→ WORK REQUEST:
Search the entries for the word "JSON" and pull out each line that has it.

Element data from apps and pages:
######

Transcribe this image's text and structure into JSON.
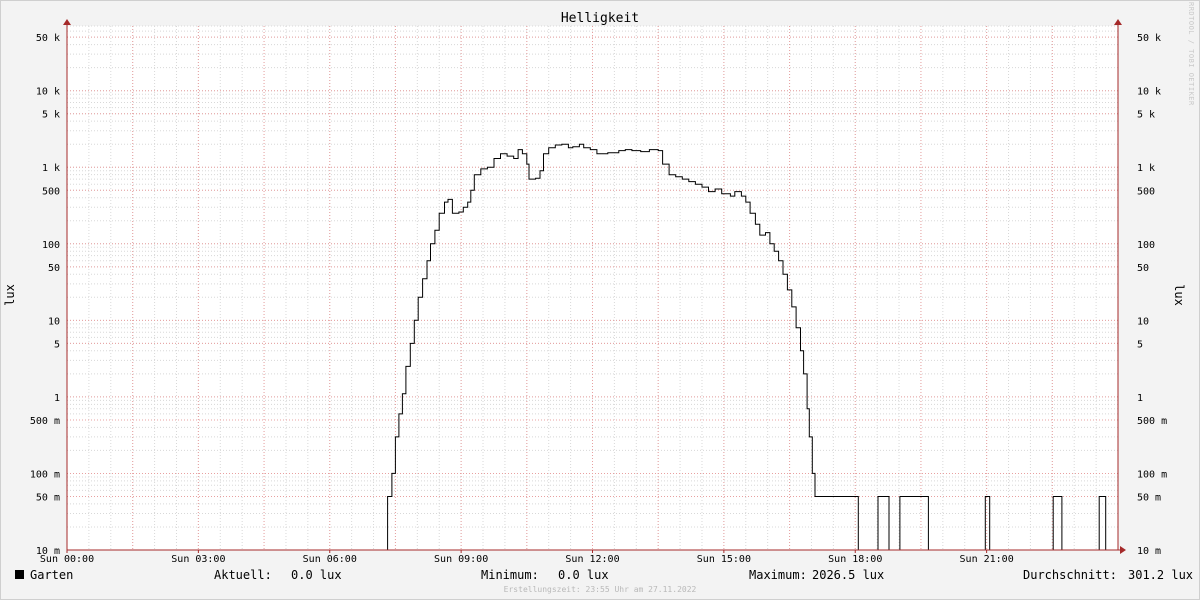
{
  "chart_data": {
    "type": "line",
    "title": "Helligkeit",
    "ylabel": "lux",
    "yscale": "log",
    "ylim": [
      0.01,
      70000
    ],
    "xlim": [
      0,
      24
    ],
    "grid": true,
    "x_ticks": [
      {
        "hour": 0,
        "label": "Sun 00:00"
      },
      {
        "hour": 3,
        "label": "Sun 03:00"
      },
      {
        "hour": 6,
        "label": "Sun 06:00"
      },
      {
        "hour": 9,
        "label": "Sun 09:00"
      },
      {
        "hour": 12,
        "label": "Sun 12:00"
      },
      {
        "hour": 15,
        "label": "Sun 15:00"
      },
      {
        "hour": 18,
        "label": "Sun 18:00"
      },
      {
        "hour": 21,
        "label": "Sun 21:00"
      }
    ],
    "y_ticks": [
      {
        "value": 0.01,
        "label": "10 m"
      },
      {
        "value": 0.05,
        "label": "50 m"
      },
      {
        "value": 0.1,
        "label": "100 m"
      },
      {
        "value": 0.5,
        "label": "500 m"
      },
      {
        "value": 1,
        "label": "1"
      },
      {
        "value": 5,
        "label": "5"
      },
      {
        "value": 10,
        "label": "10"
      },
      {
        "value": 50,
        "label": "50"
      },
      {
        "value": 100,
        "label": "100"
      },
      {
        "value": 500,
        "label": "500"
      },
      {
        "value": 1000,
        "label": "1 k"
      },
      {
        "value": 5000,
        "label": "5 k"
      },
      {
        "value": 10000,
        "label": "10 k"
      },
      {
        "value": 50000,
        "label": "50 k"
      }
    ],
    "series": [
      {
        "name": "Garten",
        "color": "#000000",
        "points": [
          [
            0,
            0.01
          ],
          [
            7.3,
            0.01
          ],
          [
            7.32,
            0.05
          ],
          [
            7.42,
            0.1
          ],
          [
            7.5,
            0.3
          ],
          [
            7.58,
            0.6
          ],
          [
            7.66,
            1.1
          ],
          [
            7.74,
            2.5
          ],
          [
            7.84,
            5
          ],
          [
            7.93,
            10
          ],
          [
            8.02,
            20
          ],
          [
            8.12,
            35
          ],
          [
            8.22,
            60
          ],
          [
            8.3,
            100
          ],
          [
            8.4,
            150
          ],
          [
            8.5,
            250
          ],
          [
            8.62,
            350
          ],
          [
            8.7,
            380
          ],
          [
            8.8,
            250
          ],
          [
            8.95,
            260
          ],
          [
            9.05,
            300
          ],
          [
            9.15,
            350
          ],
          [
            9.22,
            500
          ],
          [
            9.3,
            800
          ],
          [
            9.45,
            950
          ],
          [
            9.6,
            1000
          ],
          [
            9.75,
            1300
          ],
          [
            9.9,
            1500
          ],
          [
            10.05,
            1400
          ],
          [
            10.2,
            1300
          ],
          [
            10.3,
            1700
          ],
          [
            10.4,
            1500
          ],
          [
            10.5,
            1100
          ],
          [
            10.55,
            700
          ],
          [
            10.7,
            720
          ],
          [
            10.8,
            900
          ],
          [
            10.88,
            1500
          ],
          [
            11.0,
            1800
          ],
          [
            11.15,
            1950
          ],
          [
            11.3,
            2000
          ],
          [
            11.45,
            1800
          ],
          [
            11.55,
            1850
          ],
          [
            11.7,
            2000
          ],
          [
            11.8,
            1800
          ],
          [
            11.95,
            1700
          ],
          [
            12.1,
            1500
          ],
          [
            12.35,
            1550
          ],
          [
            12.6,
            1650
          ],
          [
            12.75,
            1700
          ],
          [
            12.9,
            1650
          ],
          [
            13.1,
            1600
          ],
          [
            13.3,
            1700
          ],
          [
            13.5,
            1650
          ],
          [
            13.6,
            1100
          ],
          [
            13.75,
            800
          ],
          [
            13.9,
            750
          ],
          [
            14.05,
            700
          ],
          [
            14.2,
            650
          ],
          [
            14.35,
            600
          ],
          [
            14.5,
            550
          ],
          [
            14.65,
            480
          ],
          [
            14.8,
            520
          ],
          [
            14.95,
            450
          ],
          [
            15.15,
            420
          ],
          [
            15.25,
            480
          ],
          [
            15.4,
            420
          ],
          [
            15.5,
            350
          ],
          [
            15.6,
            250
          ],
          [
            15.72,
            180
          ],
          [
            15.82,
            130
          ],
          [
            15.95,
            140
          ],
          [
            16.05,
            100
          ],
          [
            16.15,
            80
          ],
          [
            16.25,
            60
          ],
          [
            16.35,
            40
          ],
          [
            16.45,
            25
          ],
          [
            16.55,
            15
          ],
          [
            16.65,
            8
          ],
          [
            16.75,
            4
          ],
          [
            16.82,
            2
          ],
          [
            16.9,
            0.7
          ],
          [
            16.95,
            0.3
          ],
          [
            17.02,
            0.1
          ],
          [
            17.08,
            0.05
          ],
          [
            17.15,
            0.05
          ],
          [
            18.05,
            0.05
          ],
          [
            18.07,
            0.01
          ],
          [
            18.5,
            0.01
          ],
          [
            18.52,
            0.05
          ],
          [
            18.75,
            0.05
          ],
          [
            18.77,
            0.01
          ],
          [
            19.0,
            0.01
          ],
          [
            19.02,
            0.05
          ],
          [
            19.65,
            0.05
          ],
          [
            19.67,
            0.01
          ],
          [
            20.95,
            0.01
          ],
          [
            20.97,
            0.05
          ],
          [
            21.05,
            0.05
          ],
          [
            21.07,
            0.01
          ],
          [
            22.5,
            0.01
          ],
          [
            22.52,
            0.05
          ],
          [
            22.7,
            0.05
          ],
          [
            22.72,
            0.01
          ],
          [
            23.55,
            0.01
          ],
          [
            23.57,
            0.05
          ],
          [
            23.7,
            0.05
          ],
          [
            23.72,
            0.01
          ],
          [
            24,
            0.01
          ]
        ]
      }
    ],
    "stats": {
      "series_label": "Garten",
      "current_label": "Aktuell:",
      "current_value": "0.0 lux",
      "min_label": "Minimum:",
      "min_value": "0.0 lux",
      "max_label": "Maximum:",
      "max_value": "2026.5 lux",
      "avg_label": "Durchschnitt:",
      "avg_value": "301.2 lux"
    }
  },
  "watermark": "RRDTOOL / TOBI OETIKER",
  "footer": "Erstellungszeit: 23:55 Uhr am 27.11.2022",
  "colors": {
    "background": "#f3f3f3",
    "plot_background": "#ffffff",
    "major_grid": "#e8a0a0",
    "minor_grid": "#d8d8d8",
    "axis": "#a52a2a",
    "line": "#000000"
  }
}
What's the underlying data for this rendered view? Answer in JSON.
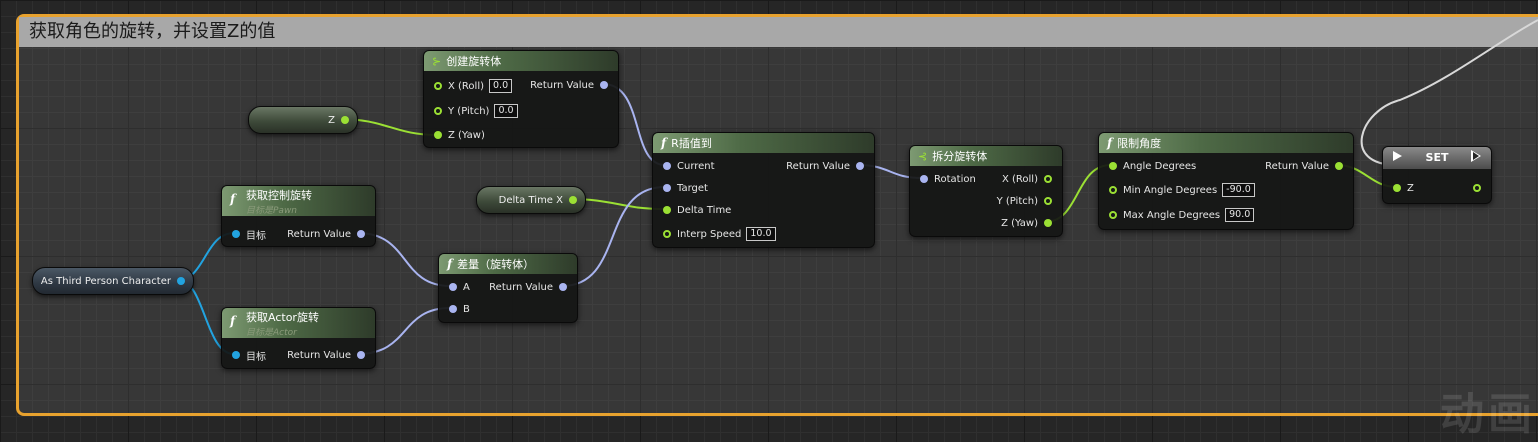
{
  "comment": {
    "title": "获取角色的旋转，并设置Z的值"
  },
  "colors": {
    "accent_border": "#e8a22e",
    "rotator_wire": "#a9b4f0",
    "float_wire": "#9be034",
    "object_wire": "#22a3e0"
  },
  "variables": {
    "z": "Z",
    "delta_time": "Delta Time X",
    "as_third_person": "As Third Person Character"
  },
  "make_rotator": {
    "title": "创建旋转体",
    "pins": {
      "x_label": "X (Roll)",
      "x_value": "0.0",
      "y_label": "Y (Pitch)",
      "y_value": "0.0",
      "z_label": "Z (Yaw)",
      "out": "Return Value"
    }
  },
  "get_control_rotation": {
    "title": "获取控制旋转",
    "subtitle": "目标是Pawn",
    "target": "目标",
    "out": "Return Value"
  },
  "get_actor_rotation": {
    "title": "获取Actor旋转",
    "subtitle": "目标是Actor",
    "target": "目标",
    "out": "Return Value"
  },
  "delta_rotator": {
    "title": "差量（旋转体）",
    "a": "A",
    "b": "B",
    "out": "Return Value"
  },
  "rinterp": {
    "title": "R插值到",
    "current": "Current",
    "target": "Target",
    "delta_time": "Delta Time",
    "interp_speed": "Interp Speed",
    "interp_value": "10.0",
    "out": "Return Value"
  },
  "break_rotator": {
    "title": "拆分旋转体",
    "in": "Rotation",
    "x": "X (Roll)",
    "y": "Y (Pitch)",
    "z": "Z (Yaw)"
  },
  "clamp_angle": {
    "title": "限制角度",
    "angle": "Angle Degrees",
    "min": "Min Angle Degrees",
    "min_value": "-90.0",
    "max": "Max Angle Degrees",
    "max_value": "90.0",
    "out": "Return Value"
  },
  "set_node": {
    "title": "SET",
    "pin": "Z"
  },
  "watermark": "动画"
}
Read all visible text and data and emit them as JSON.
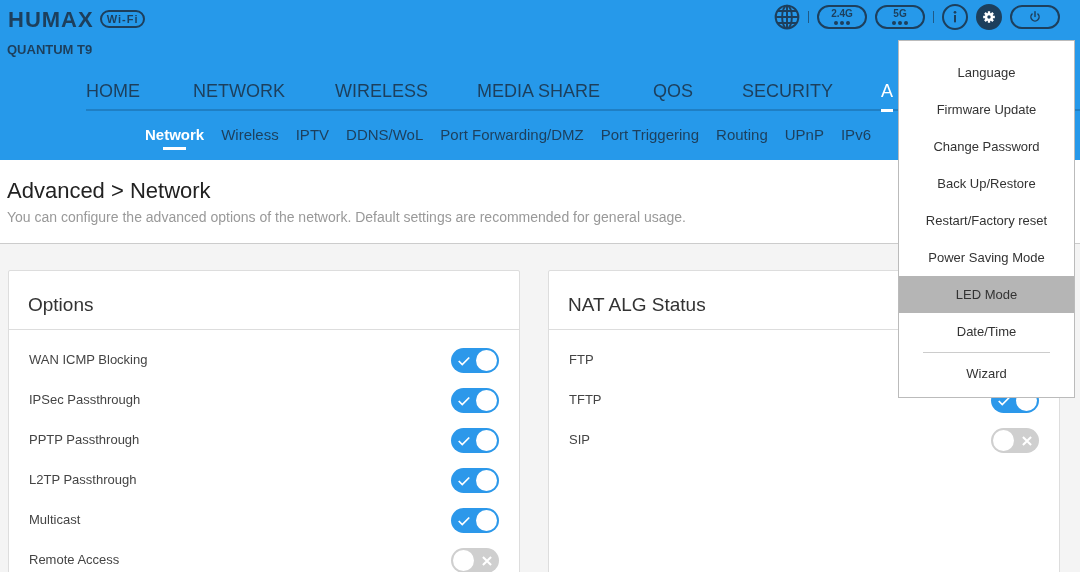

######

→ TASK RESULT:
Transcribe this image's text and structure into JSON.
What's the underlying data for this rendered view? Answer in JSON.
Read all visible text and data and emit them as JSON.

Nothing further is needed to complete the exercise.